- [DIRECTIONS FOR THIS TASK]
Which lines hold the string "ratio"? Copy each of them from the material below.

- [INPUT DATA]
BEGIN

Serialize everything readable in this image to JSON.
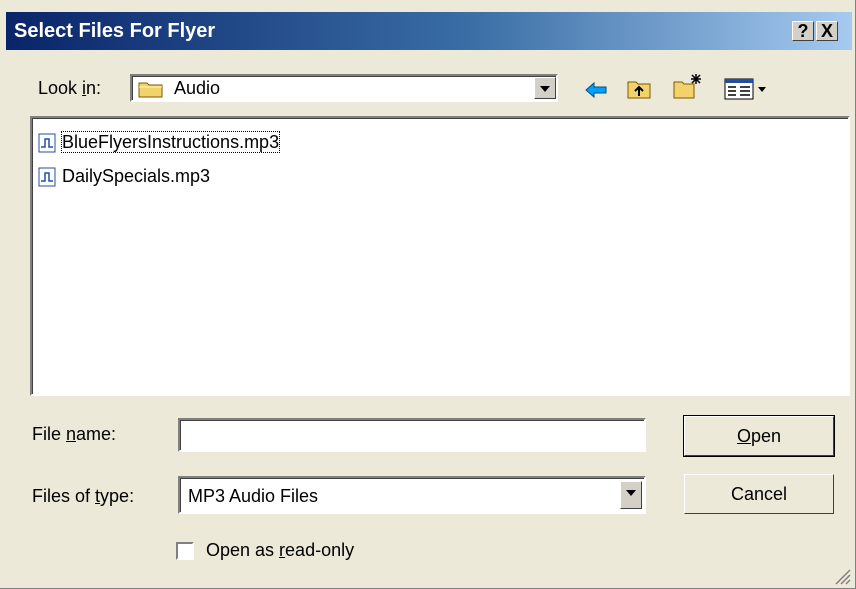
{
  "title": "Select Files For Flyer",
  "title_buttons": {
    "help": "?",
    "close": "X"
  },
  "lookin": {
    "label_pre": "Look ",
    "label_key": "i",
    "label_post": "n:",
    "value": "Audio"
  },
  "files": [
    {
      "name": "BlueFlyersInstructions.mp3"
    },
    {
      "name": "DailySpecials.mp3"
    }
  ],
  "filename": {
    "label_pre": "File ",
    "label_key": "n",
    "label_post": "ame:",
    "value": ""
  },
  "filetype": {
    "label_pre": "Files of ",
    "label_key": "t",
    "label_post": "ype:",
    "value": "MP3 Audio Files"
  },
  "readonly": {
    "label_pre": "Open as ",
    "label_key": "r",
    "label_post": "ead-only",
    "checked": false
  },
  "buttons": {
    "open_key": "O",
    "open_rest": "pen",
    "cancel": "Cancel"
  },
  "colors": {
    "title_start": "#0a246a",
    "title_end": "#a6caf0",
    "face": "#ece9d8"
  }
}
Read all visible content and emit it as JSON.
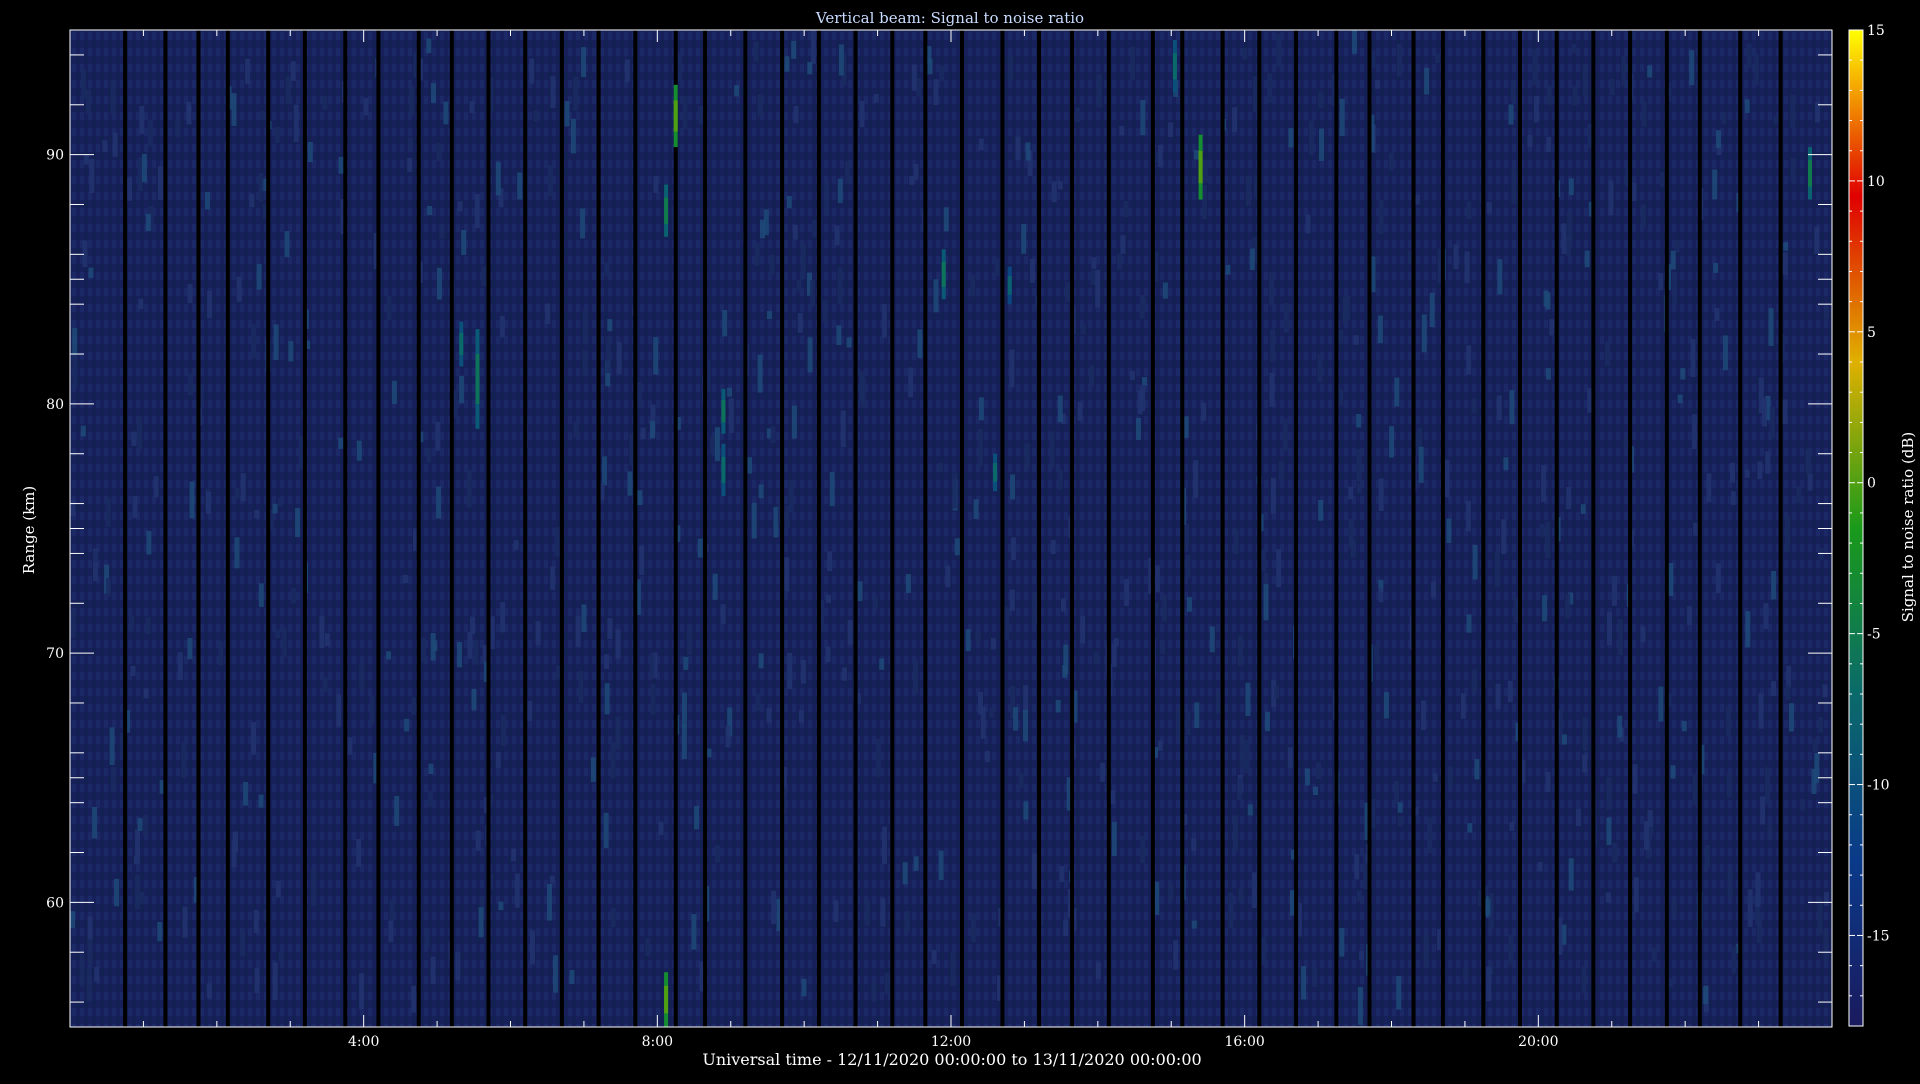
{
  "chart_data": {
    "type": "heatmap",
    "title": "Vertical beam: Signal to noise ratio",
    "xlabel": "Universal time - 12/11/2020 00:00:00 to 13/11/2020 00:00:00",
    "ylabel": "Range (km)",
    "x_unit": "hours UT",
    "xlim": [
      0,
      24
    ],
    "ylim": [
      55,
      95
    ],
    "x_ticks": [
      4,
      8,
      12,
      16,
      20
    ],
    "x_tick_labels": [
      "4:00",
      "8:00",
      "12:00",
      "16:00",
      "20:00"
    ],
    "y_ticks": [
      60,
      70,
      80,
      90
    ],
    "y_tick_labels": [
      "60",
      "70",
      "80",
      "90"
    ],
    "colorbar": {
      "label": "Signal to noise ratio (dB)",
      "range": [
        -18,
        15
      ],
      "ticks": [
        15,
        10,
        5,
        0,
        -5,
        -10,
        -15
      ],
      "tick_labels": [
        "15",
        "10",
        "5",
        "0",
        "-5",
        "-10",
        "-15"
      ],
      "colormap": [
        "#1a1a5e",
        "#0a3a8a",
        "#0a6a6a",
        "#1a9a1a",
        "#e0b000",
        "#e00000",
        "#ffff00"
      ]
    },
    "background_snr_db": -16,
    "data_gaps_hours": [
      0.75,
      1.3,
      1.75,
      2.15,
      2.7,
      3.2,
      3.75,
      4.2,
      4.75,
      5.2,
      5.7,
      6.2,
      6.7,
      7.2,
      7.7,
      8.25,
      8.65,
      9.2,
      9.7,
      10.2,
      10.7,
      11.2,
      11.65,
      12.15,
      12.7,
      13.2,
      13.65,
      14.15,
      14.75,
      15.15,
      15.7,
      16.2,
      16.7,
      17.25,
      17.7,
      18.3,
      18.7,
      19.25,
      19.75,
      20.25,
      20.75,
      21.25,
      21.75,
      22.2,
      22.75,
      23.3
    ],
    "echoes": [
      {
        "time": 8.25,
        "range_from": 90.3,
        "range_to": 92.8,
        "snr_db": 0
      },
      {
        "time": 8.12,
        "range_from": 86.7,
        "range_to": 88.8,
        "snr_db": -5
      },
      {
        "time": 5.55,
        "range_from": 79.0,
        "range_to": 83.0,
        "snr_db": -6
      },
      {
        "time": 5.33,
        "range_from": 81.5,
        "range_to": 83.3,
        "snr_db": -7
      },
      {
        "time": 8.9,
        "range_from": 78.8,
        "range_to": 80.6,
        "snr_db": -6
      },
      {
        "time": 8.9,
        "range_from": 76.3,
        "range_to": 78.4,
        "snr_db": -7
      },
      {
        "time": 11.9,
        "range_from": 84.2,
        "range_to": 86.2,
        "snr_db": -6
      },
      {
        "time": 12.6,
        "range_from": 76.5,
        "range_to": 78.0,
        "snr_db": -7
      },
      {
        "time": 12.8,
        "range_from": 84.0,
        "range_to": 85.5,
        "snr_db": -8
      },
      {
        "time": 15.05,
        "range_from": 92.5,
        "range_to": 94.6,
        "snr_db": -7
      },
      {
        "time": 15.4,
        "range_from": 88.2,
        "range_to": 90.8,
        "snr_db": 0
      },
      {
        "time": 23.7,
        "range_from": 88.2,
        "range_to": 90.3,
        "snr_db": -5
      },
      {
        "time": 8.12,
        "range_from": 55.0,
        "range_to": 57.2,
        "snr_db": 0
      }
    ]
  }
}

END

- [RESULT]
    "title": "Vertical beam: Signal to noise ratio",
      "label": "Signal to noise ratio (dB)",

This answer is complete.